Exercise objective: An exact copy of each line below is needed, with no images in it.

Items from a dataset

====

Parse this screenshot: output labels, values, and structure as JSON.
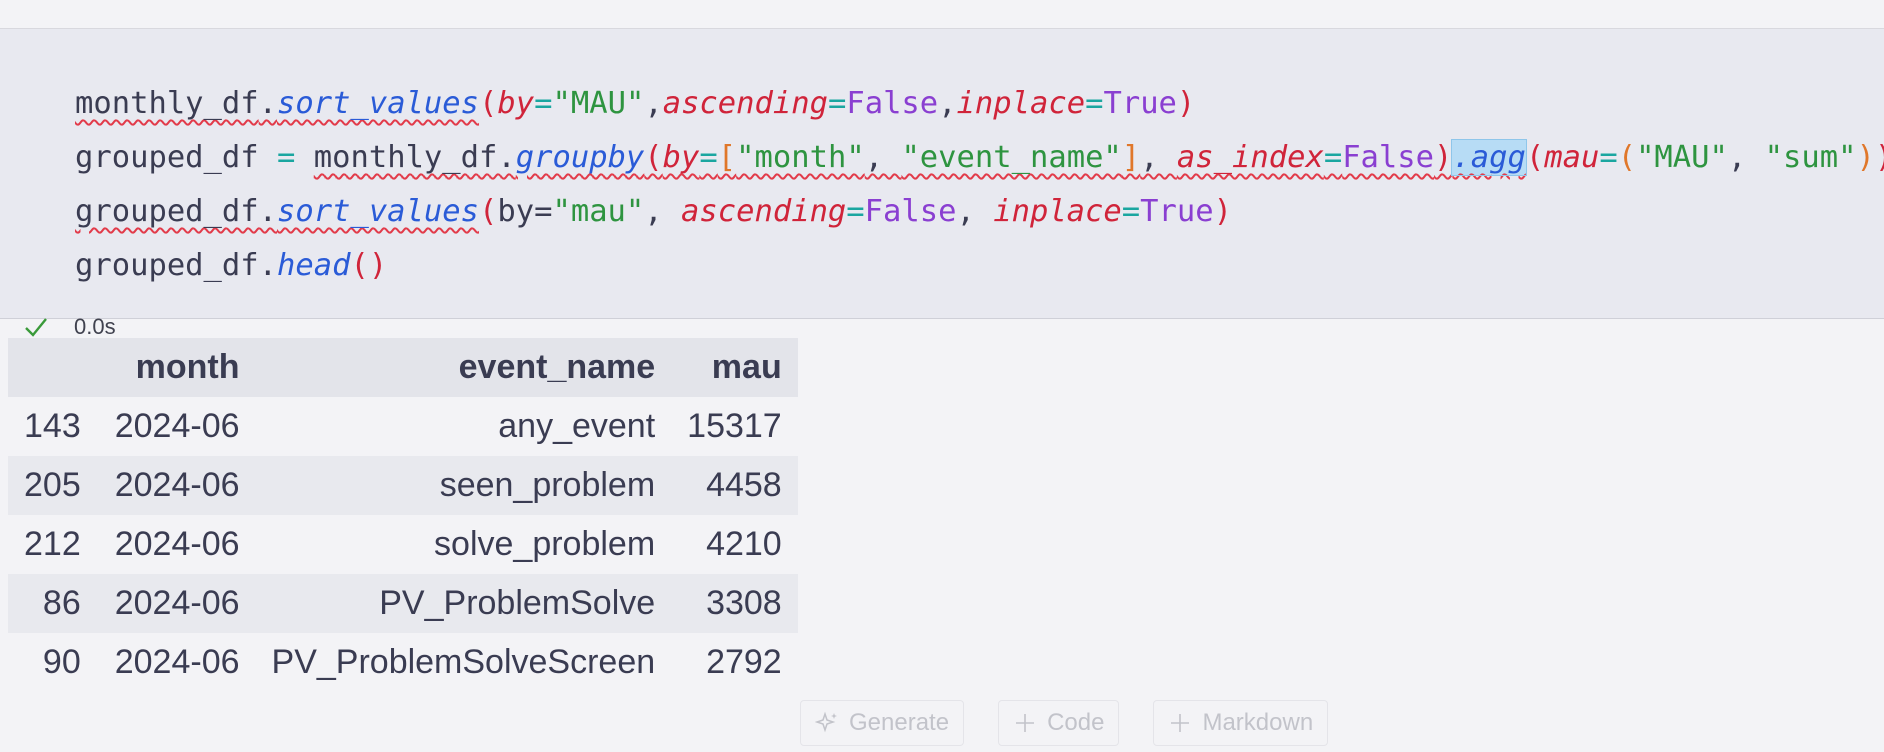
{
  "code_lines": [
    [
      {
        "t": "monthly_df",
        "c": "sq"
      },
      {
        "t": ".",
        "c": "sq"
      },
      {
        "t": "sort_values",
        "c": "fn sq"
      },
      {
        "t": "(",
        "c": "par"
      },
      {
        "t": "by",
        "c": "kw"
      },
      {
        "t": "=",
        "c": "op"
      },
      {
        "t": "\"MAU\"",
        "c": "str"
      },
      {
        "t": ",",
        "c": ""
      },
      {
        "t": "ascending",
        "c": "kw"
      },
      {
        "t": "=",
        "c": "op"
      },
      {
        "t": "False",
        "c": "const"
      },
      {
        "t": ",",
        "c": ""
      },
      {
        "t": "inplace",
        "c": "kw"
      },
      {
        "t": "=",
        "c": "op"
      },
      {
        "t": "True",
        "c": "const"
      },
      {
        "t": ")",
        "c": "par"
      }
    ],
    [
      {
        "t": "grouped_df ",
        "c": ""
      },
      {
        "t": "=",
        "c": "op"
      },
      {
        "t": " ",
        "c": ""
      },
      {
        "t": "monthly_df.",
        "c": "sq"
      },
      {
        "t": "groupby",
        "c": "fn sq"
      },
      {
        "t": "(",
        "c": "par sq"
      },
      {
        "t": "by",
        "c": "kw sq"
      },
      {
        "t": "=",
        "c": "op sq"
      },
      {
        "t": "[",
        "c": "brk sq"
      },
      {
        "t": "\"month\"",
        "c": "str sq"
      },
      {
        "t": ", ",
        "c": "sq"
      },
      {
        "t": "\"event_name\"",
        "c": "str sq"
      },
      {
        "t": "]",
        "c": "brk sq"
      },
      {
        "t": ", ",
        "c": "sq"
      },
      {
        "t": "as_index",
        "c": "kw sq"
      },
      {
        "t": "=",
        "c": "op sq"
      },
      {
        "t": "False",
        "c": "const sq"
      },
      {
        "t": ")",
        "c": "par sq"
      },
      {
        "t": ".agg",
        "c": "fn sel sq"
      },
      {
        "t": "(",
        "c": "par"
      },
      {
        "t": "mau",
        "c": "kw"
      },
      {
        "t": "=",
        "c": "op"
      },
      {
        "t": "(",
        "c": "brk"
      },
      {
        "t": "\"MAU\"",
        "c": "str"
      },
      {
        "t": ", ",
        "c": ""
      },
      {
        "t": "\"sum\"",
        "c": "str"
      },
      {
        "t": ")",
        "c": "brk"
      },
      {
        "t": ")",
        "c": "par"
      }
    ],
    [
      {
        "t": "grouped_df.",
        "c": "sq"
      },
      {
        "t": "sort_values",
        "c": "fn sq"
      },
      {
        "t": "(",
        "c": "par"
      },
      {
        "t": "by=",
        "c": ""
      },
      {
        "t": "\"mau\"",
        "c": "str"
      },
      {
        "t": ", ",
        "c": ""
      },
      {
        "t": "ascending",
        "c": "kw"
      },
      {
        "t": "=",
        "c": "op"
      },
      {
        "t": "False",
        "c": "const"
      },
      {
        "t": ", ",
        "c": ""
      },
      {
        "t": "inplace",
        "c": "kw"
      },
      {
        "t": "=",
        "c": "op"
      },
      {
        "t": "True",
        "c": "const"
      },
      {
        "t": ")",
        "c": "par"
      }
    ],
    [
      {
        "t": "grouped_df.",
        "c": ""
      },
      {
        "t": "head",
        "c": "fn"
      },
      {
        "t": "()",
        "c": "par"
      }
    ]
  ],
  "status": {
    "icon": "check-icon",
    "time": "0.0s",
    "color": "#3a9a3a"
  },
  "output_table": {
    "headers": [
      "",
      "month",
      "event_name",
      "mau"
    ],
    "rows": [
      [
        "143",
        "2024-06",
        "any_event",
        "15317"
      ],
      [
        "205",
        "2024-06",
        "seen_problem",
        "4458"
      ],
      [
        "212",
        "2024-06",
        "solve_problem",
        "4210"
      ],
      [
        "86",
        "2024-06",
        "PV_ProblemSolve",
        "3308"
      ],
      [
        "90",
        "2024-06",
        "PV_ProblemSolveScreen",
        "2792"
      ]
    ]
  },
  "toolbar": {
    "generate_label": "Generate",
    "code_label": "Code",
    "markdown_label": "Markdown"
  }
}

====

Response:
Parse this screenshot: output labels, values, and structure as JSON.
{
  "code_lines": [
    [
      {
        "t": "monthly_df",
        "c": "sq"
      },
      {
        "t": ".",
        "c": "sq"
      },
      {
        "t": "sort_values",
        "c": "fn sq"
      },
      {
        "t": "(",
        "c": "par"
      },
      {
        "t": "by",
        "c": "kw"
      },
      {
        "t": "=",
        "c": "op"
      },
      {
        "t": "\"MAU\"",
        "c": "str"
      },
      {
        "t": ",",
        "c": ""
      },
      {
        "t": "ascending",
        "c": "kw"
      },
      {
        "t": "=",
        "c": "op"
      },
      {
        "t": "False",
        "c": "const"
      },
      {
        "t": ",",
        "c": ""
      },
      {
        "t": "inplace",
        "c": "kw"
      },
      {
        "t": "=",
        "c": "op"
      },
      {
        "t": "True",
        "c": "const"
      },
      {
        "t": ")",
        "c": "par"
      }
    ],
    [
      {
        "t": "grouped_df ",
        "c": ""
      },
      {
        "t": "=",
        "c": "op"
      },
      {
        "t": " ",
        "c": ""
      },
      {
        "t": "monthly_df.",
        "c": "sq"
      },
      {
        "t": "groupby",
        "c": "fn sq"
      },
      {
        "t": "(",
        "c": "par sq"
      },
      {
        "t": "by",
        "c": "kw sq"
      },
      {
        "t": "=",
        "c": "op sq"
      },
      {
        "t": "[",
        "c": "brk sq"
      },
      {
        "t": "\"month\"",
        "c": "str sq"
      },
      {
        "t": ", ",
        "c": "sq"
      },
      {
        "t": "\"event_name\"",
        "c": "str sq"
      },
      {
        "t": "]",
        "c": "brk sq"
      },
      {
        "t": ", ",
        "c": "sq"
      },
      {
        "t": "as_index",
        "c": "kw sq"
      },
      {
        "t": "=",
        "c": "op sq"
      },
      {
        "t": "False",
        "c": "const sq"
      },
      {
        "t": ")",
        "c": "par sq"
      },
      {
        "t": ".agg",
        "c": "fn sel sq"
      },
      {
        "t": "(",
        "c": "par"
      },
      {
        "t": "mau",
        "c": "kw"
      },
      {
        "t": "=",
        "c": "op"
      },
      {
        "t": "(",
        "c": "brk"
      },
      {
        "t": "\"MAU\"",
        "c": "str"
      },
      {
        "t": ", ",
        "c": ""
      },
      {
        "t": "\"sum\"",
        "c": "str"
      },
      {
        "t": ")",
        "c": "brk"
      },
      {
        "t": ")",
        "c": "par"
      }
    ],
    [
      {
        "t": "grouped_df.",
        "c": "sq"
      },
      {
        "t": "sort_values",
        "c": "fn sq"
      },
      {
        "t": "(",
        "c": "par"
      },
      {
        "t": "by=",
        "c": ""
      },
      {
        "t": "\"mau\"",
        "c": "str"
      },
      {
        "t": ", ",
        "c": ""
      },
      {
        "t": "ascending",
        "c": "kw"
      },
      {
        "t": "=",
        "c": "op"
      },
      {
        "t": "False",
        "c": "const"
      },
      {
        "t": ", ",
        "c": ""
      },
      {
        "t": "inplace",
        "c": "kw"
      },
      {
        "t": "=",
        "c": "op"
      },
      {
        "t": "True",
        "c": "const"
      },
      {
        "t": ")",
        "c": "par"
      }
    ],
    [
      {
        "t": "grouped_df.",
        "c": ""
      },
      {
        "t": "head",
        "c": "fn"
      },
      {
        "t": "()",
        "c": "par"
      }
    ]
  ],
  "status": {
    "icon": "check-icon",
    "time": "0.0s",
    "color": "#3a9a3a"
  },
  "output_table": {
    "headers": [
      "",
      "month",
      "event_name",
      "mau"
    ],
    "rows": [
      [
        "143",
        "2024-06",
        "any_event",
        "15317"
      ],
      [
        "205",
        "2024-06",
        "seen_problem",
        "4458"
      ],
      [
        "212",
        "2024-06",
        "solve_problem",
        "4210"
      ],
      [
        "86",
        "2024-06",
        "PV_ProblemSolve",
        "3308"
      ],
      [
        "90",
        "2024-06",
        "PV_ProblemSolveScreen",
        "2792"
      ]
    ]
  },
  "toolbar": {
    "generate_label": "Generate",
    "code_label": "Code",
    "markdown_label": "Markdown"
  }
}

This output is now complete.